Members of the activist organization Black Lives Matter Charleston say they came under surveillance in the weeks following the April 4 shooting of Walter Scott by a North Charleston police officer.
Black Lives Matter formed in December 2014 in the wake of the police-involved deaths of Michael Brown and Eric Garner. Shortly after the Scott shooting, it was one of the first local organizations to call for a citizens’ review board to oversee the actions of the North Charleston Police Department.
Black Lives Matter Charleston organizer Muhiyidin d’Baha says the group had to introduce a no-cameras policy at its meetings after the Scott shooting when newcomers started showing up and snapping pictures.
“We were aware that there were new people coming into the meetings that were asking a bunch of questions,” d’Baha says. “We were aware that there were people coming into our initial meetings right after Walter Scott that were just taking pictures.”
Recently released emails from North Charleston city employees show that the actions of protest groups including Black Lives Matter Charleston were being monitored by the S.C. Law Enforcement Division (SLED) and the American Red Cross, both of which sent emails to city staff informing them about upcoming organizational meetings and the arrival of Ferguson, Mo., residents at a hotel in Summerville. D’Baha says he does not know if the newcomers at the meetings were working for a law enforcement agency, but the effect of their presence was palpable.
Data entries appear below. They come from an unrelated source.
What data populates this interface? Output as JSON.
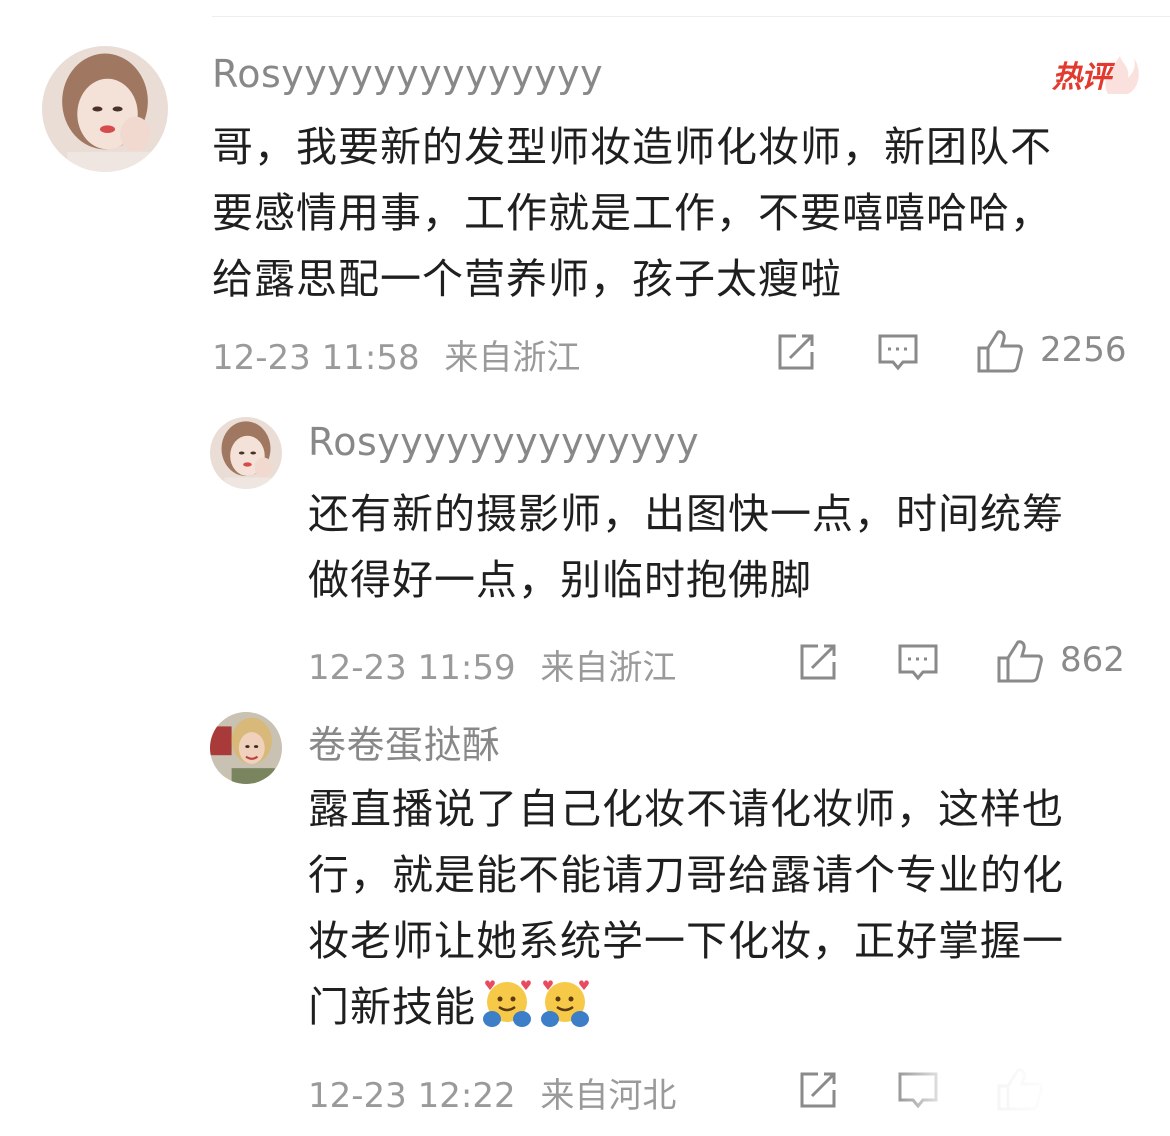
{
  "hot_badge": "热评",
  "comments": [
    {
      "username": "Rosyyyyyyyyyyyyyy",
      "lines": [
        "哥，我要新的发型师妆造师化妆师，新团队不",
        "要感情用事，工作就是工作，不要嘻嘻哈哈，",
        "给露思配一个营养师，孩子太瘦啦"
      ],
      "time": "12-23 11:58",
      "location": "来自浙江",
      "likes": "2256"
    },
    {
      "username": "Rosyyyyyyyyyyyyyy",
      "lines": [
        "还有新的摄影师，出图快一点，时间统筹",
        "做得好一点，别临时抱佛脚"
      ],
      "time": "12-23 11:59",
      "location": "来自浙江",
      "likes": "862"
    },
    {
      "username": "卷卷蛋挞酥",
      "lines": [
        "露直播说了自己化妆不请化妆师，这样也",
        "行，就是能不能请刀哥给露请个专业的化",
        "妆老师让她系统学一下化妆，正好掌握一",
        "门新技能"
      ],
      "time": "12-23 12:22",
      "location": "来自河北",
      "likes": ""
    }
  ],
  "icons": {
    "repost": "repost-icon",
    "comment": "comment-icon",
    "like": "thumbs-up-icon",
    "emoji": "hugging-face-emoji"
  },
  "colors": {
    "hot_badge": "#e23a2e",
    "meta_text": "#9a9a9a",
    "username": "#888888",
    "body_text": "#1f1f1f"
  }
}
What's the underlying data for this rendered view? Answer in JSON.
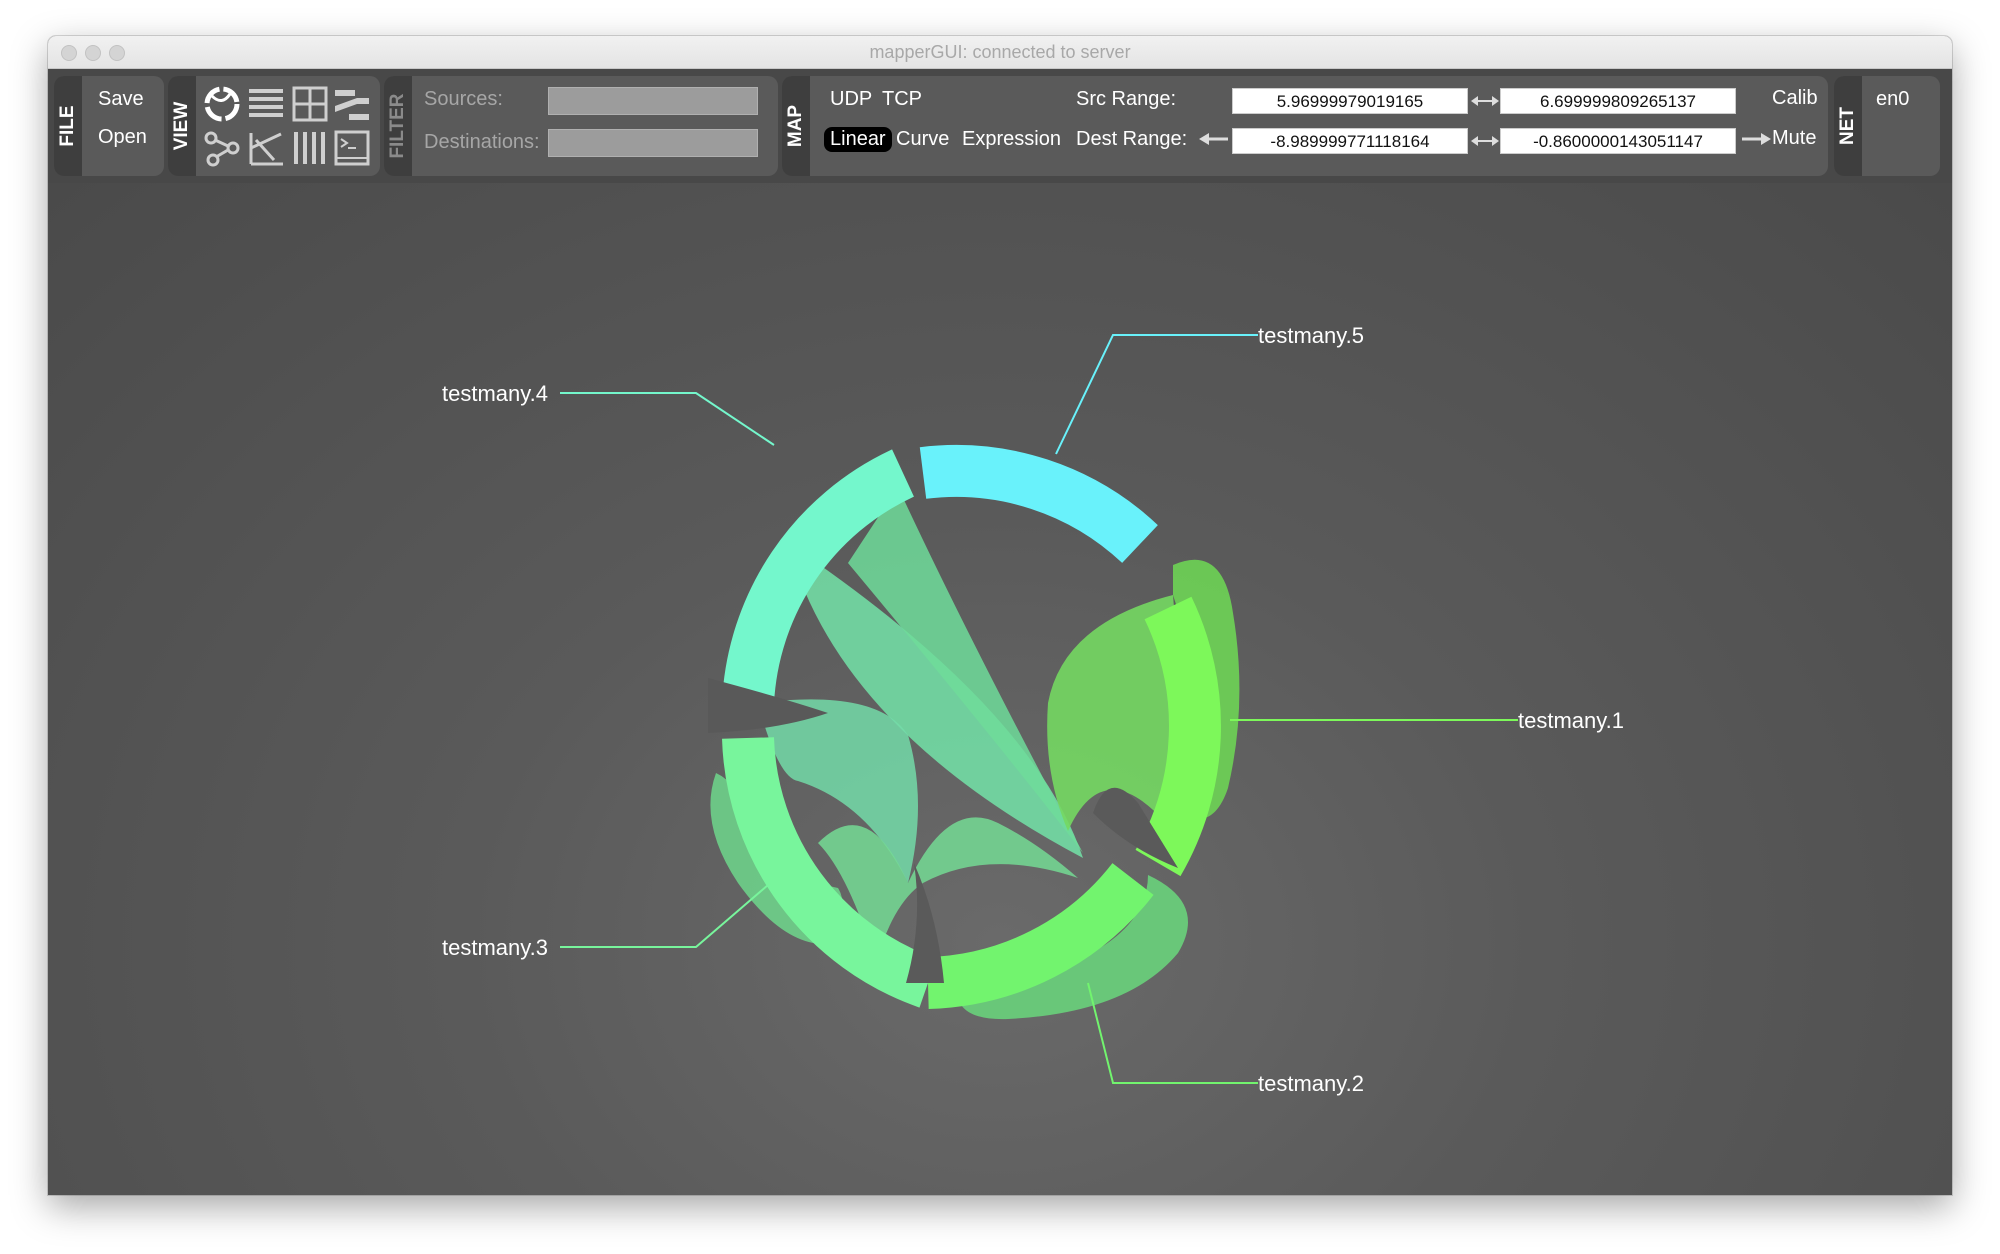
{
  "window": {
    "title": "mapperGUI: connected to server"
  },
  "toolbar": {
    "file": {
      "label": "FILE",
      "save": "Save",
      "open": "Open"
    },
    "view": {
      "label": "VIEW",
      "icons": [
        "chord-view-icon",
        "list-view-icon",
        "grid-view-icon",
        "parallel-view-icon",
        "graph-view-icon",
        "balloon-view-icon",
        "columns-view-icon",
        "console-view-icon"
      ]
    },
    "filter": {
      "label": "FILTER",
      "sources": "Sources:",
      "destinations": "Destinations:"
    },
    "map": {
      "label": "MAP",
      "udp": "UDP",
      "tcp": "TCP",
      "linear": "Linear",
      "curve": "Curve",
      "expression": "Expression",
      "src_range_label": "Src Range:",
      "dest_range_label": "Dest Range:",
      "src_min": "5.96999979019165",
      "src_max": "6.699999809265137",
      "dest_min": "-8.989999771118164",
      "dest_max": "-0.8600000143051147",
      "calib": "Calib",
      "mute": "Mute"
    },
    "net": {
      "label": "NET",
      "interface": "en0"
    }
  },
  "devices": [
    {
      "name": "testmany.1",
      "color": "#7df85a"
    },
    {
      "name": "testmany.2",
      "color": "#72f46e"
    },
    {
      "name": "testmany.3",
      "color": "#78f59c"
    },
    {
      "name": "testmany.4",
      "color": "#74f7cc"
    },
    {
      "name": "testmany.5",
      "color": "#69f2fb"
    }
  ]
}
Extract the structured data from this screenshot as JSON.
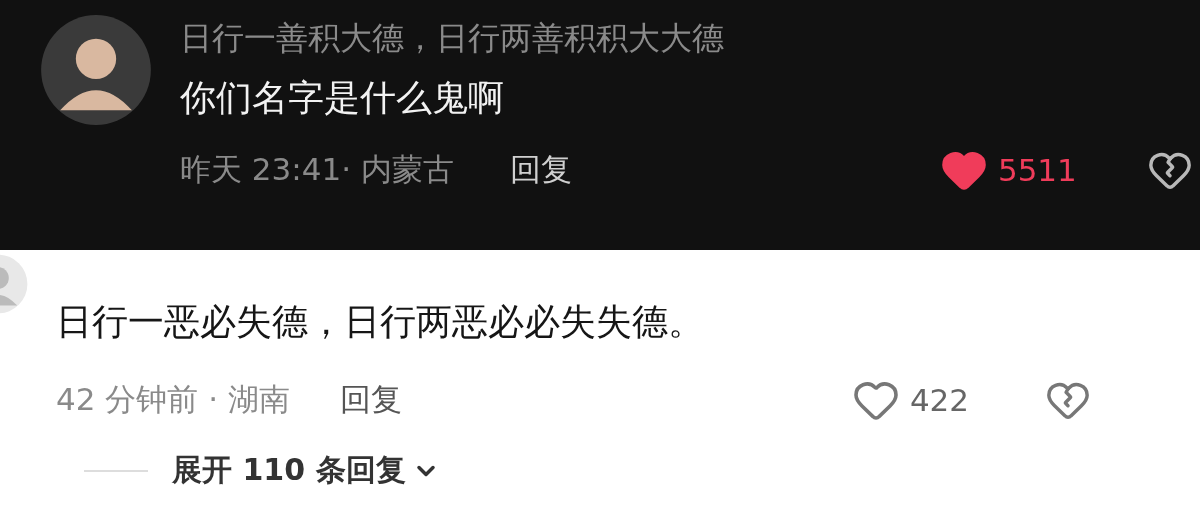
{
  "comments": [
    {
      "kind": "dark",
      "username": "日行一善积大德，日行两善积积大大德",
      "text": "你们名字是什么鬼啊",
      "time": "昨天 23:41· 内蒙古",
      "reply": "回复",
      "liked": true,
      "likes": "5511"
    },
    {
      "kind": "light",
      "text": "日行一恶必失德，日行两恶必必失失德。",
      "time": "42 分钟前 · 湖南",
      "reply": "回复",
      "liked": false,
      "likes": "422",
      "expand": "展开 110 条回复"
    }
  ]
}
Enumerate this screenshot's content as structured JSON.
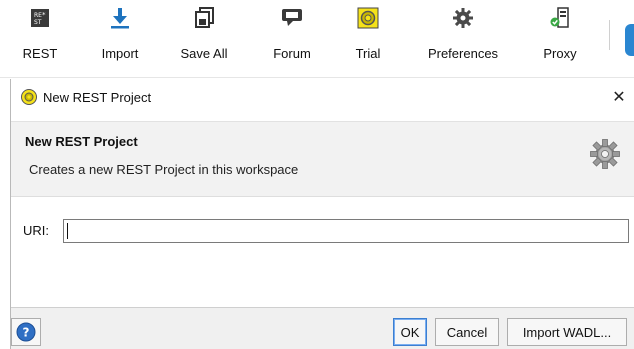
{
  "toolbar": {
    "items": [
      {
        "label": "REST",
        "icon": "rest-icon"
      },
      {
        "label": "Import",
        "icon": "import-icon"
      },
      {
        "label": "Save All",
        "icon": "save-all-icon"
      },
      {
        "label": "Forum",
        "icon": "forum-icon"
      },
      {
        "label": "Trial",
        "icon": "trial-icon"
      },
      {
        "label": "Preferences",
        "icon": "gear-icon"
      },
      {
        "label": "Proxy",
        "icon": "proxy-icon"
      }
    ],
    "rest_icon_text": "RE\nST"
  },
  "dialog": {
    "title": "New REST Project",
    "close_glyph": "✕",
    "banner": {
      "title": "New REST Project",
      "description": "Creates a new REST Project in this workspace"
    },
    "uri": {
      "label": "URI:",
      "value": "",
      "placeholder": ""
    },
    "buttons": {
      "help": "?",
      "ok": "OK",
      "cancel": "Cancel",
      "import_wadl": "Import WADL..."
    }
  },
  "colors": {
    "accent": "#1e73be",
    "trial_yellow": "#f5e21a",
    "gear_gray": "#8a8a8a"
  }
}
“These things were definitely happening and definitely scared people away with the knowing or not knowing of who was behind these cameras and what their intention was,” d’Baha says. “There was a lot of fear, and there’s still a lot of fear, among the people that need to rise up right now.”
North Charleston Police Department spokesman Spencer Pryor says the department did not send officers to monitor Black Lives Matter Charleston meetings or to attend the meetings in plainclothes. When asked if NCPD monitored the actions of protest groups on social media, Pryor wrote in an email interview, “Social media sites are often monitored by law enforcement agencies.” Pryor notes that this is not an uncommon practice, since it is used by potential employers and others.
Brandon Fish, a member of Black Lives Matter Charleston, says he was often aware of police presence at both public and private meetings of the organization. “We knew they were following us around. It was just a question of who in our group was working for the police department,” Fish says.
Late on the night of April 12, Fish says the organization welcomed some Ferguson residents who had traveled by bus to participate in protests in North Charleston. The group convened at a friend’s barbershop on Remount Road, near the site of the Scott shooting, to share a meal and conversation. Around 10:40 p.m., he says, they noticed a Chevrolet Impala idling in the parking lot and walked over to see who was inside.
According to Fish, they found a North Charleston Police Department officer sitting in the car. “We asked him what he was doing, and he said he was working traffic,” Fish says.
Currently, d’Baha says Black Lives Matter Charleston has several initiatives in the works:
• Your Time Is Up, a voter registration and education campaign that will be “pushing out information” about North Charleston Mayor Keith Summey
• Black Minds Matter, a series of “liberation schools” that seek to “dismantle white supremacist attitudes in the minds of black youth”
• Black Business Matters, a social-media push to advertise for black-owned businesses in the area
• Project We Are Watching You, a campaign to capture video footage of interactions between police officers and civilians
Black Lives Matter Charleston is also a co-sponsor of Days of Grace, a political conference and rally planned for Sept. 5-6 in Wragg Square and organized by the International Longshoremen’s Association. D’Baha says his group wants to continue the momentum from events like the unity chain that formed on the Arthur Ravenel Jr. Bridge following the Emanuel AME church shooting.
“We need to take this unity off of the bridge and find some really substantial action to actually move the indicators of economic injustice, quality education, criminal justice reform, and moving these things forward together,” d’Baha says. “We are hoping that Charleston can enjoy a grace period where we actually move these things forward.”